  17. ^ a b "Jon Krakauer's 'Missoula,' About Rape in a College Town". New York Times. May 3, 2015. Retrieved July 25, 2015.
  18. ^ "CBS News 60 Minutes". Cbsnews.com. Retrieved April 17, 2011.
  19. ^ "Byliner". Byliner.com. Retrieved February 20, 2014.
  20. ^ "Scott Darnsey Outside Magazine exclusive". Outsideonline.com. Archived from the original on June 7, 2011. Retrieved February 20, 2014. Cite uses deprecated parameter |deadurl= (help)
  21. ^ Alex Heard (February 12, 2012). "The Trials of Greg Mortenson". Outside. Retrieved February 13, 2012. Mortenson still isn't talking. But the case is heating up, with important developments in the lawsuit and hints that the A.G.'s probe could go badly for CAI.

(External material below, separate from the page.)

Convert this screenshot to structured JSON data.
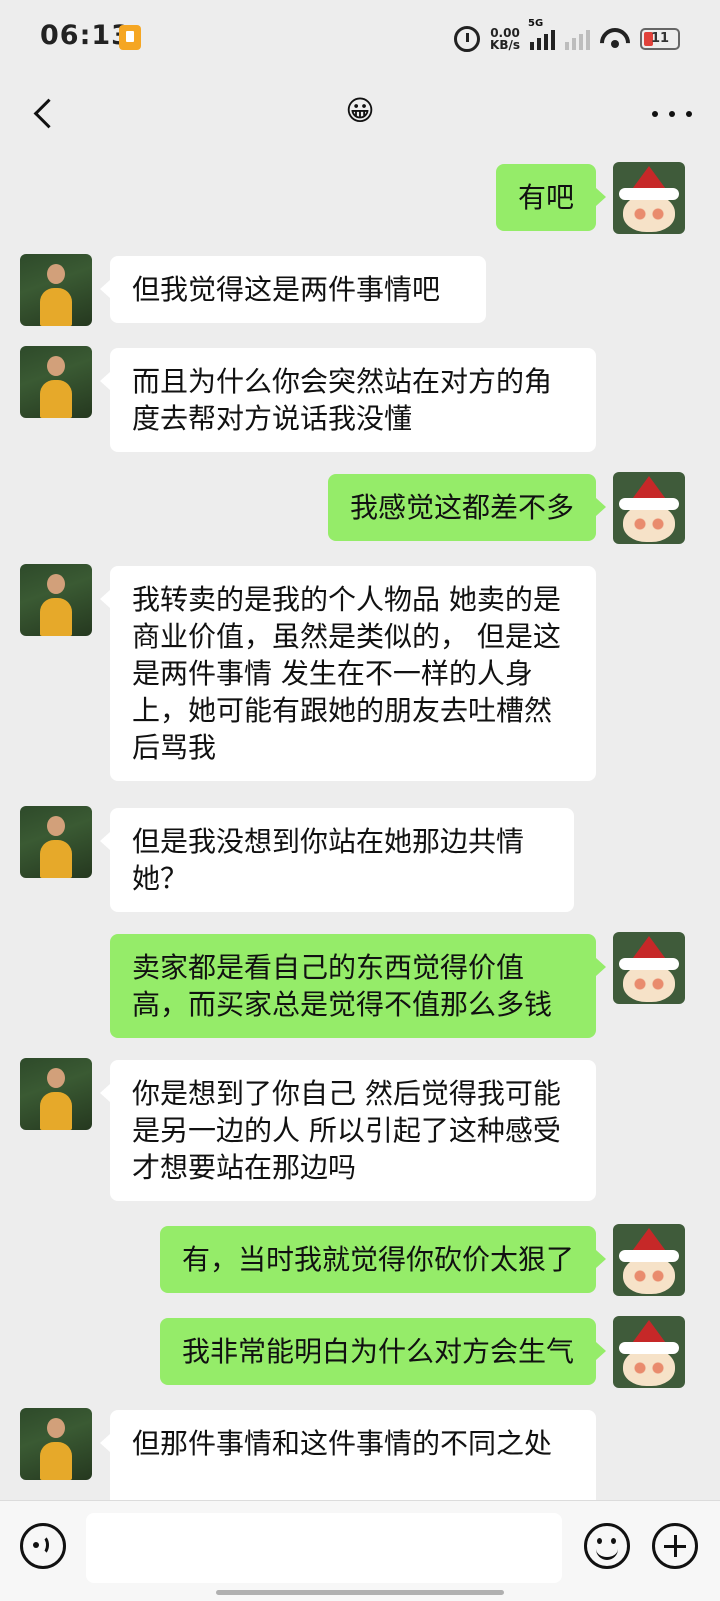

  22. ^ "Montana Attorney General's Investigative Report of Greg Mortenson and Central Asia Institute" (PDF). Doj.mt.gov. April 5, 2012. Retrieved February 20, 2014. We entered into a settlement agreement with Mortenson and CAI which guarantees in excess of $1 million in restitution from Mortenson for his past financial transgressions
  23. ^ a b Kellogg, Carolyn (October 11, 2013). "Fraud suit against Greg Mortenson's '3 Cups of Tea' rejected – Los Angeles Times". Articles.latimes.com. Retrieved February 20, 2014.
  24. ^ "Central Asia Institute " October 9, 2013: Federal appeals court affirms dismissal of case against CAI and Mortenson". Ikat.org. October 9, 2013. Archived from the original on December 23, 2014. Retrieved February 20, 2014. Cite uses deprecated parameter |deadurl= (help)
  25. ^ Jennifer Jordan. "About the Film". 3000 Cups of Tea. Retrieved December 9, 2017.
  26. ^ "Greg Mortenson's Saga Not Over Yet: ExWeb Interview with "3000 Cups of Tea" Producers". ExplorersWeb. April 15, 2014. Retrieved December 9, 2017.

ReferencesEdit

External linksEdit